The GSP exam is a barrier for Latinx students pursuing a journalism major

by Charlie Vargas, Staff Writer

The Daily Aztec has published various stories on the barriers upheld by the Grammar, Spelling and Punctuation test. Each evaluation brings a valid point to a conversation worth having, but one that is lacking is the obstacle it produces for Latinx students seeking to become journalists. 

For those unfamiliar with the GSP, it is a test that used to require a score of 80% for admission into the School of Journalism and Media Studies. Grammar and punctuation rules in the Spanish language are very different from that in the English language. It makes the test more difficult for students whose primary or first language is not English. That passing score was reduced  to 77% on Sept. 23, according to notifications sent to students by the journalism department.

Why did the department decrease the score needed to pass the test? Because only 12% of students who took the exam in the 2018-19 school year passed it. The highest pass rate seen in recent years was during the 2014-15 school year, when 19% of students passed.

Prospective journalism students get three chances to take the exam, but many end up ultimately having to petition to get into the major. Of the students who have to petition, it is not uncommon to end up having to change major programs completely.

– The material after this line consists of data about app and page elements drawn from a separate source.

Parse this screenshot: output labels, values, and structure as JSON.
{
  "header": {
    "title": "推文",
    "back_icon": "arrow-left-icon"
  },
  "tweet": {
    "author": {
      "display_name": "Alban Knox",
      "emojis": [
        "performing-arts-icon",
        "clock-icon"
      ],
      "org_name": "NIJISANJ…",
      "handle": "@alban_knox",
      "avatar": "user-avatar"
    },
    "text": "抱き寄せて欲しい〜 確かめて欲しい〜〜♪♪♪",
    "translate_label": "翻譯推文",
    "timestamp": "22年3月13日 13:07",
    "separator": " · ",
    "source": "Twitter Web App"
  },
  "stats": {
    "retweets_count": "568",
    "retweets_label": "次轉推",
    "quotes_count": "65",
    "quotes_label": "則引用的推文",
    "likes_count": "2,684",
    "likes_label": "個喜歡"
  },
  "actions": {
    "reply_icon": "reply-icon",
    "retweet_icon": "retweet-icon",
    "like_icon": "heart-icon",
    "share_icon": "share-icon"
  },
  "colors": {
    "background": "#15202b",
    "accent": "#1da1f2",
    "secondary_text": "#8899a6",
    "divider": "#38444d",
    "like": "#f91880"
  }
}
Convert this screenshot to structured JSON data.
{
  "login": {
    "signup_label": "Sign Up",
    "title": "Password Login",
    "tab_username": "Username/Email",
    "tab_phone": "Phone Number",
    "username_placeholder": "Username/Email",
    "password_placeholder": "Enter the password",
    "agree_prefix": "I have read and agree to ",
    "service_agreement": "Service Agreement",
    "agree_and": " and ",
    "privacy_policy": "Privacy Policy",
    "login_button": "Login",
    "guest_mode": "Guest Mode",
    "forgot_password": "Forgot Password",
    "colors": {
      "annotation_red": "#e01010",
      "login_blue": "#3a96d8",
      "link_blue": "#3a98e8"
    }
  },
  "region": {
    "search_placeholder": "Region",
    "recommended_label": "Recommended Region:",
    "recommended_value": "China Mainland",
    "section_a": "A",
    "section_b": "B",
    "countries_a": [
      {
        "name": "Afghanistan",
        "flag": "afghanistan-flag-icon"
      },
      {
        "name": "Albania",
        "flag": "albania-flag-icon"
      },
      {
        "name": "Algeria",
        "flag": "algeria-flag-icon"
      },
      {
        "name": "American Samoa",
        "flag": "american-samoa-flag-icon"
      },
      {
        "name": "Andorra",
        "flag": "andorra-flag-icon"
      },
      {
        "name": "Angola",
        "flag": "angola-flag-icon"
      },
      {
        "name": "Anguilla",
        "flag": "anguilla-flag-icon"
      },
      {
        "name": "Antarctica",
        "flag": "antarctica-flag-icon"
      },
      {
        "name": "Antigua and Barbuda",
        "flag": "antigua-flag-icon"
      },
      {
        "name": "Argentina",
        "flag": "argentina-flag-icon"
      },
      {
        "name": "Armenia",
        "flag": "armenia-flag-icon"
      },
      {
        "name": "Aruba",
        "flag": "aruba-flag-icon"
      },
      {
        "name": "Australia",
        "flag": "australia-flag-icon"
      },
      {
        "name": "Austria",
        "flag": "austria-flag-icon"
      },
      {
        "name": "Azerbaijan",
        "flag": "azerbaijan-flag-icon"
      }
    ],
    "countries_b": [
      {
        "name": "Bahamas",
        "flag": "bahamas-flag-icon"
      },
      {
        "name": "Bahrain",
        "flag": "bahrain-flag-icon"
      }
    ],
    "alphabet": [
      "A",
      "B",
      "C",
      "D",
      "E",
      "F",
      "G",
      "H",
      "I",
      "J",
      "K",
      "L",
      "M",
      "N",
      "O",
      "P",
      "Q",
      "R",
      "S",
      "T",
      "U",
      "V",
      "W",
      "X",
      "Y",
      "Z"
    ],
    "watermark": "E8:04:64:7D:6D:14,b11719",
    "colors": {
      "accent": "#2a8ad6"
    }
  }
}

The GSP requirement fails to assess the complexity of Latinx students looking to get into the JMS programs. Some students are first-generation, others are DACA recipients and for many, English is their second language. English being a student’s second language can be a major barrier when it comes to test-taking. 

In an academic journal by George C. Bunch titled, “Latinos, Language Minority Students, and the Construction of ESL: Language Testing and Placement From High School to Community College,” Bunch seeks to explain the different obstacles Latinx students face within test-taking.  

Bunch writes, “Although a wide variety of factors influence students’ progression from high school into 2- and 4-year institutions, English proficiency is often considered to be one of the primary challenges for immigrant students and the children of immigrants. Because of unequal educational opportunities in K-12 schools, as well as the length of time it takes to develop the English language proficiency necessary to succeed in mainstream academic settings, the language demands of college-level work often present daunting challenges for language minority students.”

NewsCenter, a campus news source operated by the university, recently wrote about San Diego State’s recognition for their commitment to diversity. Although SDSU reached this achievement on paper, there is plenty more room for improvement, and the JMS department is in dire need of diversity— and not just in Latinx representation. 

If there were more more Latinx faculty in theJMS department, the GSP might have been a more obvious concern. Diversity matters within institutions because it affects students who lack a voice of representation at the decision-making table. 

The GSP requirement by the school of JMS is complicit in providing a tremendous disservice to its Latinx JMS students and the newsrooms of San Diego and beyond. In 2018, the American Society of News Editors annual survey found that 17% of journalists for Voice of San Diego were Latinx as opposed to the 75 percent being white. The census data showed that whites only make up 43 percent of San Diego while Latinx people only make up 30 percent of the reported census. Voice of San Diego is a smaller newsroom but unfortunately for the survey, no other San Diego media outlet participated in the study.

San Diego is a border city, and the JMS department should have more than a couple of classes and faculty that invest in assembling students who are equipped to report on the communities that are familiar to them.  

If Latinx JMS students are also bilingual, they could be part of a news culture that cross-produces in two different languages. They could interview sources who may only speak one language, and the journalists would have the capabilities to translate into another. Latinx JMS students upon acceptance into the major would have the capacity of integrating into both American and Latinx media and would vastly offer an increase in Latinx representation. The GSP may not even be relevant to students from Spanish-speaking countries if their intent is to solely report in Spanish. Yet, this isn’t taken into account when admitting the next generation of journalists into the school of JMS.

Newsroom diversity should be addressed, but the systemic role of educational institutions should also be a focus. As newsrooms across the country aim to diversify their newsrooms with limited results, it begs the question of where SDSU’s School of JMS stands. Will SDSU’s JMS program produce more diverse journalism students who might make it into other newsrooms facing a shortage of diversity around the country? Or will that door remain shut for its Latinx students?

There may be other Latinx journalists filling these roles, perhaps through alternative routes, but in retrospect, SDSU’s JMS department is on a path that is ineffective in assuring that its education provides a pipeline of opportunity for Latinx students to achieve success. 

Charlie Vargas is a senior studying journalism. Follow him on Twitter @CharlieVargas19.